This site uses cookies to improve your experience and to provide services and advertising. By continuing to browse, you agree to the use of cookies described in our Cookies Policy. You may change your settings at any time but this may impact on the functionality of the site. To learn more see our Cookies Policy.
OK
Dublin: 8 °C Tuesday 26 March, 2019
Advertisement

Three out of five voters think the President should give up all pensions while in office

A new poll has gauged people’s opinions on presidential earnings.

President Michael D Higgins launching his re-election campaign.
President Michael D Higgins launching his re-election campaign.
Image: Sam Boal/RollingNews.ie

THREE OUT OF five voters think the president should give up their State pension while in office, according to a new poll.

The findings are from the same Paddy Power/Red C poll which yesterday showed that  a huge majority want to see Higgins returned as president. 

The poll also looked at people’s attitudes towards presidential earnings and salaries and found that a majority felt a president should not be collecting a pension while in office. 

The Sunday Times reported last month that President Higgins has continued to draw down €19,000-a-year a pension from NUI Galway during his time in office.
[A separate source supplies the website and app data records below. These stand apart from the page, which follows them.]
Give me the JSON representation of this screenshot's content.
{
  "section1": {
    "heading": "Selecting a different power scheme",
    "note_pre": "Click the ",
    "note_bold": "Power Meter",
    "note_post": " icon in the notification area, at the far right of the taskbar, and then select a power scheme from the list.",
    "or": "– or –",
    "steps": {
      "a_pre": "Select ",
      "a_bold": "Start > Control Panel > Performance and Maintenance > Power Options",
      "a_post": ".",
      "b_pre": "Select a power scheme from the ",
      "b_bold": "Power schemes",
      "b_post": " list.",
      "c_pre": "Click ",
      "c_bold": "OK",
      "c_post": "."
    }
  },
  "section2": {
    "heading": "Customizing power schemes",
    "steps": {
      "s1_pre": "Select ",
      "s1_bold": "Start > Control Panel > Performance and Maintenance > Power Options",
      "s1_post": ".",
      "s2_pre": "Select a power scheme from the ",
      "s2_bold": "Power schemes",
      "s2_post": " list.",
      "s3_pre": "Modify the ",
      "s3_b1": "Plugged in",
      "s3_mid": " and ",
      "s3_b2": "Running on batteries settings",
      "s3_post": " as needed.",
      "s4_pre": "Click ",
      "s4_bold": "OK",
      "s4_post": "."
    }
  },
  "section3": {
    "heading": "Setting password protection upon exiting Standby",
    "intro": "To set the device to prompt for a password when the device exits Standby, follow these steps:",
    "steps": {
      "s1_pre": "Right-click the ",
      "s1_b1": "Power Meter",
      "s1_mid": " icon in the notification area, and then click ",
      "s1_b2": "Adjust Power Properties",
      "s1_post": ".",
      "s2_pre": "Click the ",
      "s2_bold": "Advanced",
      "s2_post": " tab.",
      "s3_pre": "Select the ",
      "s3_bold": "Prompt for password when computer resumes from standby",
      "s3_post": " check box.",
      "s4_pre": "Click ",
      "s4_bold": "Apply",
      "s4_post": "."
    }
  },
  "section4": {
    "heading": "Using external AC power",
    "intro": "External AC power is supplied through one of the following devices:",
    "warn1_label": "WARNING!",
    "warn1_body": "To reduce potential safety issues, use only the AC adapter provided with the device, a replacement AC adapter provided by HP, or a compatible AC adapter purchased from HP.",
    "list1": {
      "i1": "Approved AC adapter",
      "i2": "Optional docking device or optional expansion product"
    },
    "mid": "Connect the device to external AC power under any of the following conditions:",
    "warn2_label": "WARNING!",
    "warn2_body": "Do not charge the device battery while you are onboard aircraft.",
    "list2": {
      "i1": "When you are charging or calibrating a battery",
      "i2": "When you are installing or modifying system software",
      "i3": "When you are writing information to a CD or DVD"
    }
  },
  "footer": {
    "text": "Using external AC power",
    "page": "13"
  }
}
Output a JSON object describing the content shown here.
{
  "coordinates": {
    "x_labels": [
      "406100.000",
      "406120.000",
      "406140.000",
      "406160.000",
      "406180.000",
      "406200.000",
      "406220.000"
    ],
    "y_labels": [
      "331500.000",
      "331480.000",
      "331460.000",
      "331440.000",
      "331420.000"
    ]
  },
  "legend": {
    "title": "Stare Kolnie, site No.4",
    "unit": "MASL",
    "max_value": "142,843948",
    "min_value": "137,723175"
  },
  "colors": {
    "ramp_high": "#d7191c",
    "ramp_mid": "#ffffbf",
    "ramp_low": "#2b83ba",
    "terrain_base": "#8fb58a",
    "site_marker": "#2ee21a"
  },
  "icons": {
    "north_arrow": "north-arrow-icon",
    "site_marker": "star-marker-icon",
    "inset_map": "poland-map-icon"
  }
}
Asked whether state pension payments should be disallowed while a president in office, 60% agreed that they should while 40% disagreed. 

Sinn Féin voters were the most likely to support disallowing pensions (74%), followed by Fianna Fáil voters (65%)

Red C 2 Source: Paddy Power/Red C

Currently, the salary of the president is €249,000 per year.

The opinion poll also asked whether this should be dramatically reduced to the minimum wage of €9.55 per hour.

Almost one in five (19%) agreed that it should but 81% were opposed to the idea. 

Sinn Fein voters were again most likely to be in favour of the measure with 31% supporting it. 

Red C 4 Source: Paddy Power/Red C

The poll also looked people’s attitudes towards a united Ireland becoming on the agenda as a result of Brexit. 

It found that just over three in five people (61%) would support a united Ireland arising from Brexit, with 39% opposed. 

Unsurprisingly, Sinn Féin voters were the most likely to support this, but a majority of both Fianna Fáil and Fine Gael voters were also in favour of a united Ireland resulting from Brexit. 

Labour and independent voters were opposed.

  • Share on Facebook
  • Email this article
  •  

About the author:

Rónán Duffy

Read next:

COMMENTS (50)

This is YOUR comments community. Stay civil, stay constructive, stay on topic. Please familiarise yourself with our comments policy here before taking part.
write a comment

    Leave a commentcancel

     

    Trending Tags